“I just hope he does great things with this experience he’s been through,” she said. “I hope he can challenge himself to help other children. He’s just a warrior. I always say he has the spirit of a lion. I don’t think many 12-year-olds would have taken this on the way he has.”
When Malikah cried for his circumstances, Khalique comforted.
“Mama, I don’t mind,” he would tell her. “I’m OK. I know I’m going to beat this.”
Dr. Dickens said Khalique’s attitude has been amazing. And inspiring.
“Khalique has a gift,” Dr. Dickens said. “His cancer journey has not been easy. First came discussions about having cancer, kidney damage and the possibility of not being curable. Then his body was exposed to high doses of chemotherapy and radiation therapy, which created numerous side effects and setbacks. Yet, throughout his treatment he remained kind, grateful and positive.”
Dr. Dickens said Khalique is a positive role model for others facing adversity.
“He is living proof that cancer and its treatment may change what you look like, but it doesn’t have to change who you are,” Dr. Dickens said. “There are some people, like Khalique, who don’t just retain their inherent qualities, but become in the process even better versions of themselves. That is his gift.”
Dr. Dickens also praised Malikah for her part in Khalique’s journey.

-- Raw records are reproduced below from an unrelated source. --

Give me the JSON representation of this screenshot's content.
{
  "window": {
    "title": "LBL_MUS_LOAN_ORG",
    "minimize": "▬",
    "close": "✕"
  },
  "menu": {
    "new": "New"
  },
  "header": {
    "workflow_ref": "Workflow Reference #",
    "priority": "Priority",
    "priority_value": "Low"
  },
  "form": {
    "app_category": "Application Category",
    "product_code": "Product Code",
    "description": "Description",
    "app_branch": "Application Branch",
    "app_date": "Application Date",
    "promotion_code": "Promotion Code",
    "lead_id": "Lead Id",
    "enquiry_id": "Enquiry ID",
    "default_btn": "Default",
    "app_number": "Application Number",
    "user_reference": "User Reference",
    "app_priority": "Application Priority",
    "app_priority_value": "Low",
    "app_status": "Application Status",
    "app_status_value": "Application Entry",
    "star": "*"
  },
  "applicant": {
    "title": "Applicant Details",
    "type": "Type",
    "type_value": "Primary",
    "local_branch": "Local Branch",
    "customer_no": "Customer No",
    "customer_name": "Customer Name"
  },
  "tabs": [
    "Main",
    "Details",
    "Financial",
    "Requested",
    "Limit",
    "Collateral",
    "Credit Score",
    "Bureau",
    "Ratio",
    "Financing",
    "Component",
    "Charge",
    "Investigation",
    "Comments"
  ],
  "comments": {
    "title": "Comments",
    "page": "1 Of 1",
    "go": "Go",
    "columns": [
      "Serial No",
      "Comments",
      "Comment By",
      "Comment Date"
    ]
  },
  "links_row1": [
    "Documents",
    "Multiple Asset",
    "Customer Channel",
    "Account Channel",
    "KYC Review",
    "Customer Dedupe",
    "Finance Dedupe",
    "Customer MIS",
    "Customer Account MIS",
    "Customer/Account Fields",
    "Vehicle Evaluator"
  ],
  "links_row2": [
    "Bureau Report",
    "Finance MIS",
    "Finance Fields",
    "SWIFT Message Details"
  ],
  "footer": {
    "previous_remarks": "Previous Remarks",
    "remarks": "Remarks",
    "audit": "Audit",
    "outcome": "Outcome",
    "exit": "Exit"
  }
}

“Apples don’t fall far from their trees,” he said. “His mother instilled in him the expectations, love, security and values, which created this incredible young man and she deserves a lot of credit for being an excellent mother.”